- [Dataset entries]:

════════════════

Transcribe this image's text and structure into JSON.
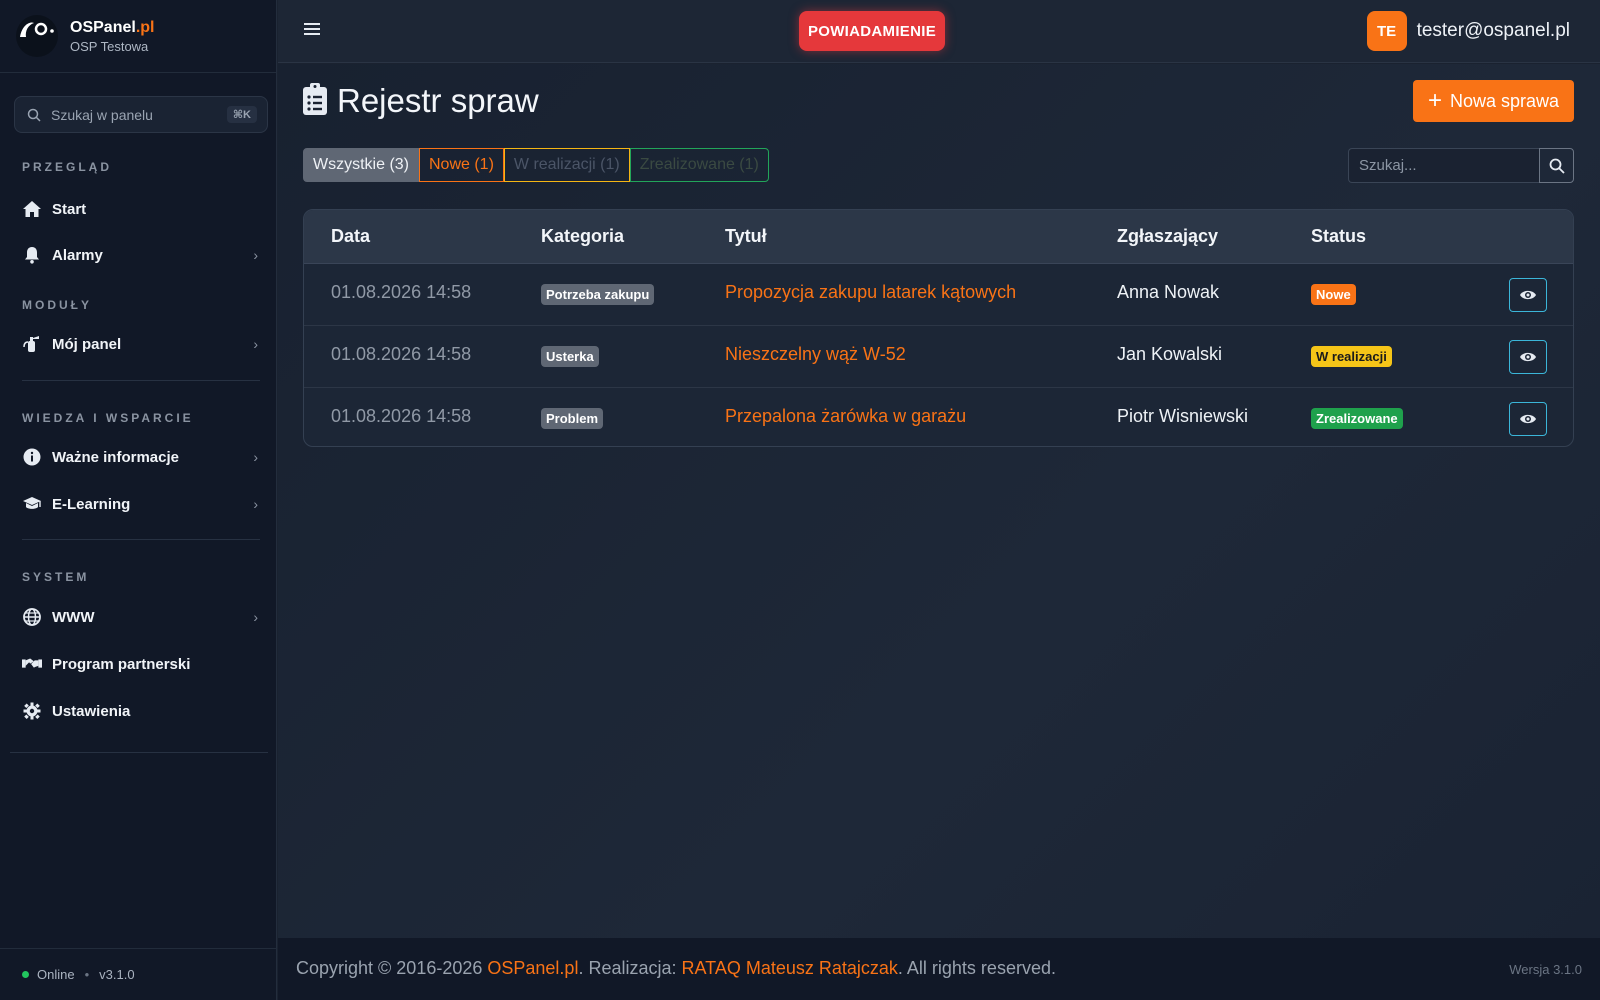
{
  "brand": {
    "name": "OSPanel",
    "name_accent": ".pl",
    "subtitle": "OSP Testowa",
    "logo_text": "O"
  },
  "sidebar": {
    "search_placeholder": "Szukaj w panelu",
    "search_shortcut": "⌘K",
    "sections": {
      "overview": "PRZEGLĄD",
      "modules": "MODUŁY",
      "knowledge": "WIEDZA I WSPARCIE",
      "system": "SYSTEM"
    },
    "items": [
      {
        "label": "Start",
        "icon": "home-icon"
      },
      {
        "label": "Alarmy",
        "icon": "bell-icon"
      },
      {
        "label": "Mój panel",
        "icon": "fire-extinguisher-icon"
      },
      {
        "label": "Ważne informacje",
        "icon": "info-icon"
      },
      {
        "label": "E-Learning",
        "icon": "graduation-cap-icon"
      },
      {
        "label": "WWW",
        "icon": "globe-icon"
      },
      {
        "label": "Program partnerski",
        "icon": "handshake-icon"
      },
      {
        "label": "Ustawienia",
        "icon": "gear-icon"
      }
    ],
    "footer": {
      "status": "Online",
      "version": "v3.1.0"
    }
  },
  "topbar": {
    "notify_label": "POWIADAMIENIE",
    "user_initials": "TE",
    "user_email": "tester@ospanel.pl"
  },
  "page": {
    "title": "Rejestr spraw",
    "new_button": "Nowa sprawa",
    "filters": [
      {
        "label": "Wszystkie (3)"
      },
      {
        "label": "Nowe (1)"
      },
      {
        "label": "W realizacji (1)"
      },
      {
        "label": "Zrealizowane (1)"
      }
    ],
    "search_placeholder": "Szukaj..."
  },
  "table": {
    "headers": [
      "Data",
      "Kategoria",
      "Tytuł",
      "Zgłaszający",
      "Status"
    ],
    "rows": [
      {
        "date": "01.08.2026 14:58",
        "category": "Potrzeba zakupu",
        "title": "Propozycja zakupu latarek kątowych",
        "reporter": "Anna Nowak",
        "status": "Nowe"
      },
      {
        "date": "01.08.2026 14:58",
        "category": "Usterka",
        "title": "Nieszczelny wąż W-52",
        "reporter": "Jan Kowalski",
        "status": "W realizacji"
      },
      {
        "date": "01.08.2026 14:58",
        "category": "Problem",
        "title": "Przepalona żarówka w garażu",
        "reporter": "Piotr Wisniewski",
        "status": "Zrealizowane"
      }
    ]
  },
  "footer": {
    "copy_prefix": "Copyright © 2016-2026 ",
    "copy_brand": "OSPanel.pl",
    "copy_mid": ". Realizacja: ",
    "copy_author": "RATAQ Mateusz Ratajczak",
    "copy_suffix": ". All rights reserved.",
    "version": "Wersja 3.1.0"
  },
  "colors": {
    "accent": "#f97316",
    "danger": "#e5383b",
    "warning": "#f5c518",
    "success": "#1fa14c"
  }
}
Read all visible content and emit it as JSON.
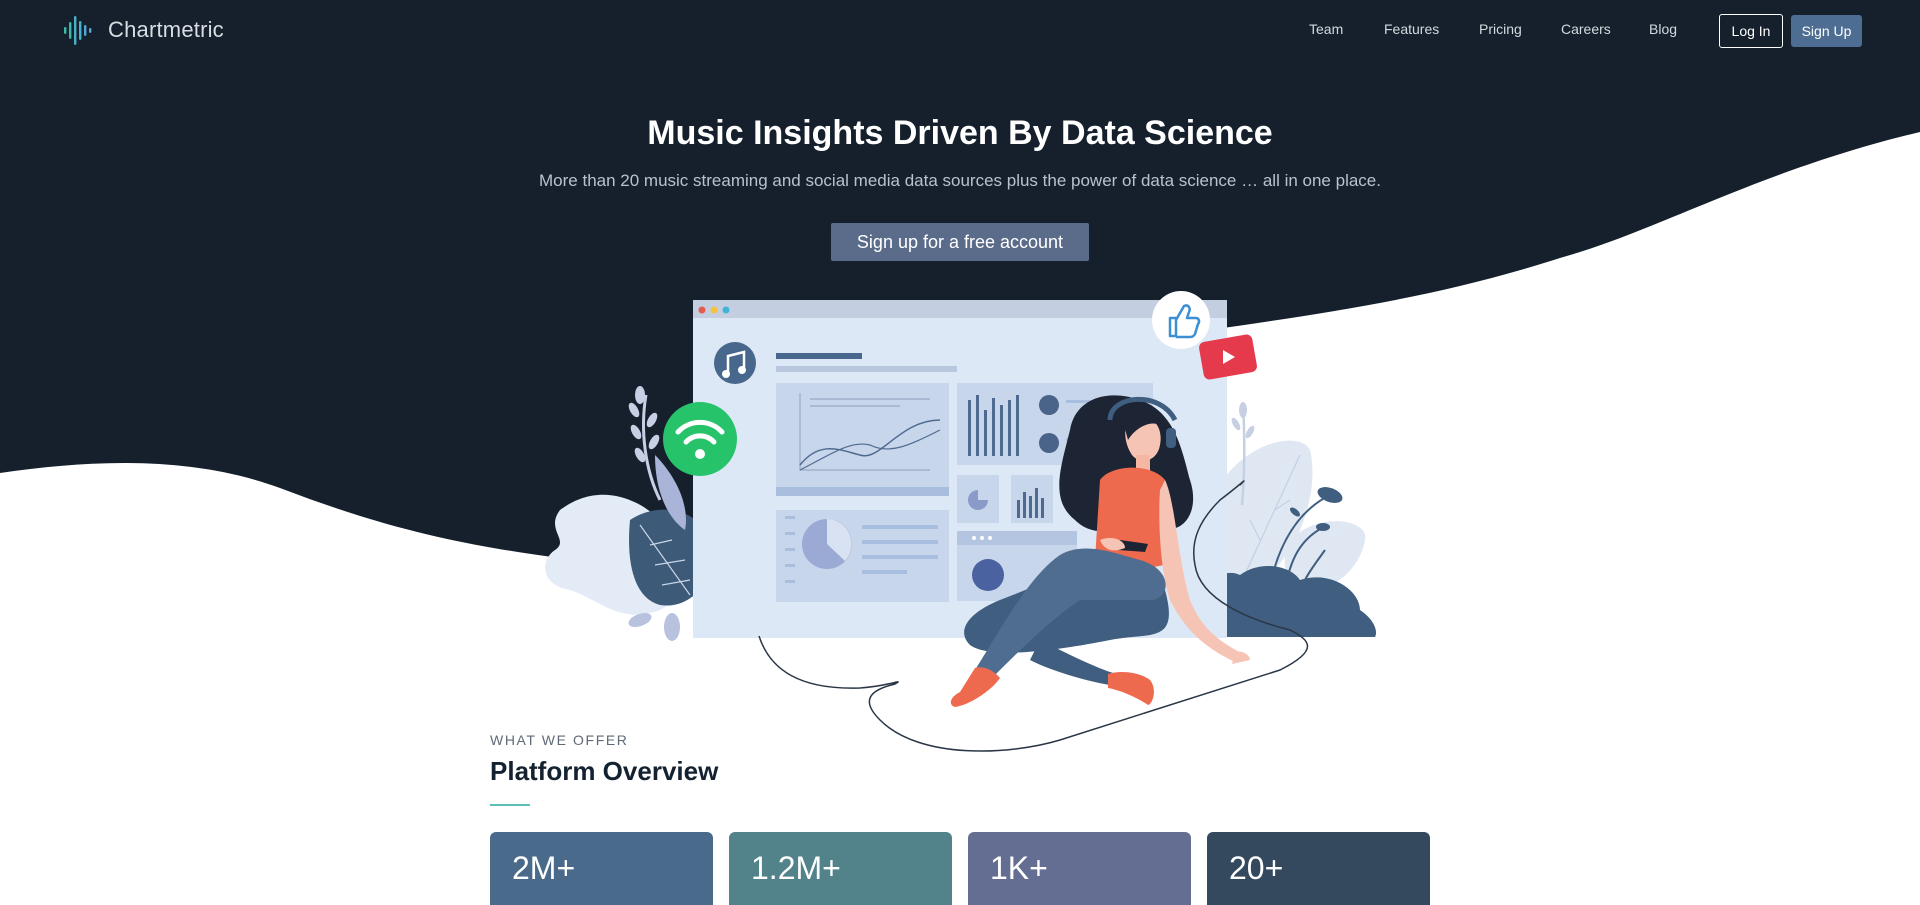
{
  "brand": {
    "name": "Chartmetric"
  },
  "nav": {
    "links": [
      {
        "label": "Team"
      },
      {
        "label": "Features"
      },
      {
        "label": "Pricing"
      },
      {
        "label": "Careers"
      },
      {
        "label": "Blog"
      }
    ],
    "login_label": "Log In",
    "signup_label": "Sign Up"
  },
  "hero": {
    "title": "Music Insights Driven By Data Science",
    "subtitle": "More than 20 music streaming and social media data sources plus the power of data science … all in one place.",
    "cta_label": "Sign up for a free account"
  },
  "illustration_icons": [
    "music-note-icon",
    "wifi-icon",
    "thumbs-up-icon",
    "play-icon"
  ],
  "overview": {
    "eyebrow": "WHAT WE OFFER",
    "title": "Platform Overview",
    "stats": [
      {
        "value": "2M+",
        "color": "#4a6a8c"
      },
      {
        "value": "1.2M+",
        "color": "#52828a"
      },
      {
        "value": "1K+",
        "color": "#636e92"
      },
      {
        "value": "20+",
        "color": "#34495e"
      }
    ]
  },
  "colors": {
    "navy": "#15202c",
    "accent": "#4d6e92",
    "teal": "#5bbfb8"
  }
}
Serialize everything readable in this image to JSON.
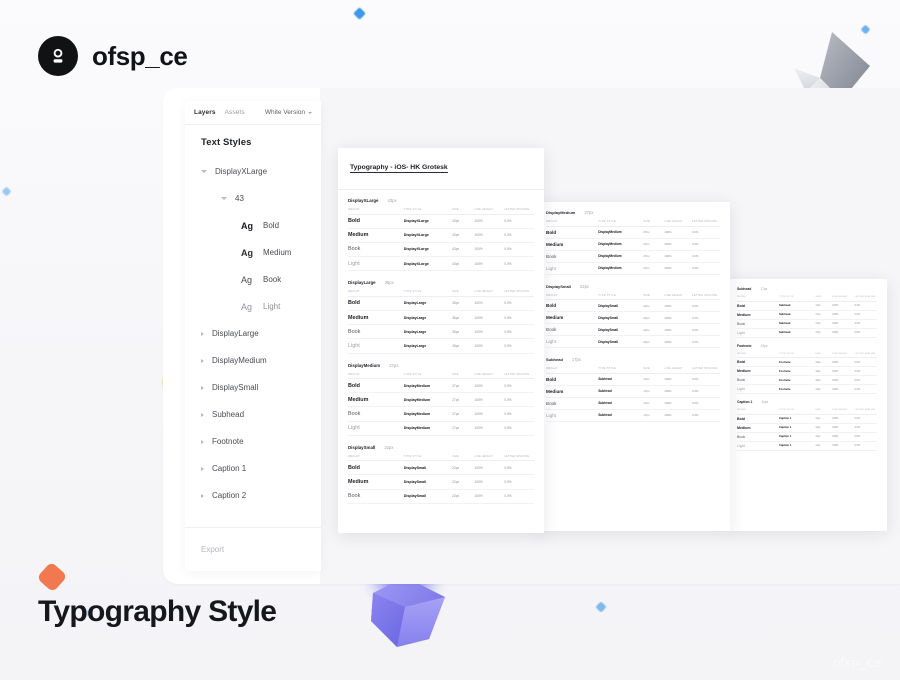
{
  "brand": {
    "name": "ofsp_ce",
    "mark_icon": "user-avatar-icon"
  },
  "page_heading": "Typography Style",
  "watermark": "ofsp_ce",
  "panel": {
    "tabs": [
      {
        "label": "Layers",
        "active": true
      },
      {
        "label": "Assets",
        "active": false
      }
    ],
    "version_selector": {
      "label": "White Version",
      "icon": "chevron-down-icon"
    },
    "title": "Text Styles",
    "footer_action": "Export",
    "tree": [
      {
        "label": "DisplayXLarge",
        "level": 1,
        "expanded": true
      },
      {
        "label": "43",
        "level": 2,
        "expanded": true
      },
      {
        "label": "Bold",
        "level": 3,
        "glyph": "Ag",
        "weight": "bold"
      },
      {
        "label": "Medium",
        "level": 3,
        "glyph": "Ag",
        "weight": "med"
      },
      {
        "label": "Book",
        "level": 3,
        "glyph": "Ag",
        "weight": "book"
      },
      {
        "label": "Light",
        "level": 3,
        "glyph": "Ag",
        "weight": "light"
      },
      {
        "label": "DisplayLarge",
        "level": 1,
        "expanded": false
      },
      {
        "label": "DisplayMedium",
        "level": 1,
        "expanded": false
      },
      {
        "label": "DisplaySmall",
        "level": 1,
        "expanded": false
      },
      {
        "label": "Subhead",
        "level": 1,
        "expanded": false
      },
      {
        "label": "Footnote",
        "level": 1,
        "expanded": false
      },
      {
        "label": "Caption 1",
        "level": 1,
        "expanded": false
      },
      {
        "label": "Caption 2",
        "level": 1,
        "expanded": false
      }
    ]
  },
  "documents": [
    {
      "id": "card-front",
      "title": "Typography - iOS- HK Grotesk",
      "columns": [
        "WEIGHT",
        "TYPE STYLE",
        "SIZE",
        "LINE HEIGHT",
        "LETTER SPACING"
      ],
      "sections": [
        {
          "name": "DisplayXLarge",
          "size": "43px",
          "rows": [
            {
              "weight": "Bold",
              "style": "DisplayXLarge",
              "size": "43px",
              "line": "100%",
              "tracking": "0.0%"
            },
            {
              "weight": "Medium",
              "style": "DisplayXLarge",
              "size": "43px",
              "line": "100%",
              "tracking": "0.0%"
            },
            {
              "weight": "Book",
              "style": "DisplayXLarge",
              "size": "43px",
              "line": "100%",
              "tracking": "0.0%"
            },
            {
              "weight": "Light",
              "style": "DisplayXLarge",
              "size": "43px",
              "line": "100%",
              "tracking": "0.0%"
            }
          ]
        },
        {
          "name": "DisplayLarge",
          "size": "35px",
          "rows": [
            {
              "weight": "Bold",
              "style": "DisplayLarge",
              "size": "35px",
              "line": "100%",
              "tracking": "0.0%"
            },
            {
              "weight": "Medium",
              "style": "DisplayLarge",
              "size": "35px",
              "line": "100%",
              "tracking": "0.0%"
            },
            {
              "weight": "Book",
              "style": "DisplayLarge",
              "size": "35px",
              "line": "100%",
              "tracking": "0.0%"
            },
            {
              "weight": "Light",
              "style": "DisplayLarge",
              "size": "35px",
              "line": "100%",
              "tracking": "0.0%"
            }
          ]
        },
        {
          "name": "DisplayMedium",
          "size": "27px",
          "rows": [
            {
              "weight": "Bold",
              "style": "DisplayMedium",
              "size": "27px",
              "line": "100%",
              "tracking": "0.0%"
            },
            {
              "weight": "Medium",
              "style": "DisplayMedium",
              "size": "27px",
              "line": "100%",
              "tracking": "0.0%"
            },
            {
              "weight": "Book",
              "style": "DisplayMedium",
              "size": "27px",
              "line": "100%",
              "tracking": "0.0%"
            },
            {
              "weight": "Light",
              "style": "DisplayMedium",
              "size": "27px",
              "line": "100%",
              "tracking": "0.0%"
            }
          ]
        },
        {
          "name": "DisplaySmall",
          "size": "22px",
          "rows": [
            {
              "weight": "Bold",
              "style": "DisplaySmall",
              "size": "22px",
              "line": "100%",
              "tracking": "0.0%"
            },
            {
              "weight": "Medium",
              "style": "DisplaySmall",
              "size": "22px",
              "line": "100%",
              "tracking": "0.0%"
            },
            {
              "weight": "Book",
              "style": "DisplaySmall",
              "size": "22px",
              "line": "100%",
              "tracking": "0.0%"
            }
          ]
        }
      ]
    },
    {
      "id": "card-middle",
      "columns": [
        "WEIGHT",
        "TYPE STYLE",
        "SIZE",
        "LINE HEIGHT",
        "LETTER SPACING"
      ],
      "sections": [
        {
          "name": "DisplayMedium",
          "size": "27px",
          "rows": [
            {
              "weight": "Bold",
              "style": "DisplayMedium",
              "size": "27px",
              "line": "100%",
              "tracking": "0.0%"
            },
            {
              "weight": "Medium",
              "style": "DisplayMedium",
              "size": "27px",
              "line": "100%",
              "tracking": "0.0%"
            },
            {
              "weight": "Book",
              "style": "DisplayMedium",
              "size": "27px",
              "line": "100%",
              "tracking": "0.0%"
            },
            {
              "weight": "Light",
              "style": "DisplayMedium",
              "size": "27px",
              "line": "100%",
              "tracking": "0.0%"
            }
          ]
        },
        {
          "name": "DisplaySmall",
          "size": "22px",
          "rows": [
            {
              "weight": "Bold",
              "style": "DisplaySmall",
              "size": "22px",
              "line": "100%",
              "tracking": "0.0%"
            },
            {
              "weight": "Medium",
              "style": "DisplaySmall",
              "size": "22px",
              "line": "100%",
              "tracking": "0.0%"
            },
            {
              "weight": "Book",
              "style": "DisplaySmall",
              "size": "22px",
              "line": "100%",
              "tracking": "0.0%"
            },
            {
              "weight": "Light",
              "style": "DisplaySmall",
              "size": "22px",
              "line": "100%",
              "tracking": "0.0%"
            }
          ]
        },
        {
          "name": "Subhead",
          "size": "17px",
          "rows": [
            {
              "weight": "Bold",
              "style": "Subhead",
              "size": "17px",
              "line": "100%",
              "tracking": "0.0%"
            },
            {
              "weight": "Medium",
              "style": "Subhead",
              "size": "17px",
              "line": "100%",
              "tracking": "0.0%"
            },
            {
              "weight": "Book",
              "style": "Subhead",
              "size": "17px",
              "line": "100%",
              "tracking": "0.0%"
            },
            {
              "weight": "Light",
              "style": "Subhead",
              "size": "17px",
              "line": "100%",
              "tracking": "0.0%"
            }
          ]
        }
      ]
    },
    {
      "id": "card-back",
      "columns": [
        "WEIGHT",
        "TYPE STYLE",
        "SIZE",
        "LINE HEIGHT",
        "LETTER SPACING"
      ],
      "sections": [
        {
          "name": "Subhead",
          "size": "17px",
          "rows": [
            {
              "weight": "Bold",
              "style": "Subhead",
              "size": "17px",
              "line": "100%",
              "tracking": "0.0%"
            },
            {
              "weight": "Medium",
              "style": "Subhead",
              "size": "17px",
              "line": "100%",
              "tracking": "0.0%"
            },
            {
              "weight": "Book",
              "style": "Subhead",
              "size": "17px",
              "line": "100%",
              "tracking": "0.0%"
            },
            {
              "weight": "Light",
              "style": "Subhead",
              "size": "17px",
              "line": "100%",
              "tracking": "0.0%"
            }
          ]
        },
        {
          "name": "Footnote",
          "size": "13px",
          "rows": [
            {
              "weight": "Bold",
              "style": "Footnote",
              "size": "13px",
              "line": "100%",
              "tracking": "0.0%"
            },
            {
              "weight": "Medium",
              "style": "Footnote",
              "size": "13px",
              "line": "100%",
              "tracking": "0.0%"
            },
            {
              "weight": "Book",
              "style": "Footnote",
              "size": "13px",
              "line": "100%",
              "tracking": "0.0%"
            },
            {
              "weight": "Light",
              "style": "Footnote",
              "size": "13px",
              "line": "100%",
              "tracking": "0.0%"
            }
          ]
        },
        {
          "name": "Caption 1",
          "size": "11px",
          "rows": [
            {
              "weight": "Bold",
              "style": "Caption 1",
              "size": "11px",
              "line": "100%",
              "tracking": "0.0%"
            },
            {
              "weight": "Medium",
              "style": "Caption 1",
              "size": "11px",
              "line": "100%",
              "tracking": "0.0%"
            },
            {
              "weight": "Book",
              "style": "Caption 1",
              "size": "11px",
              "line": "100%",
              "tracking": "0.0%"
            },
            {
              "weight": "Light",
              "style": "Caption 1",
              "size": "11px",
              "line": "100%",
              "tracking": "0.0%"
            }
          ]
        }
      ]
    }
  ],
  "colors": {
    "background": "#f6f6f9",
    "ink": "#15171c",
    "accent_purple": "#7b76ee",
    "accent_blue": "#3d9ae8",
    "accent_orange": "#f2794f",
    "accent_yellow": "#f6d33c",
    "grey_shape": "#9fa3ad"
  }
}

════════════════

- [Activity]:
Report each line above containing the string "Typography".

- [Answer section]:
  "page_heading": "Typography Style",
      "title": "Typography - iOS- HK Grotesk",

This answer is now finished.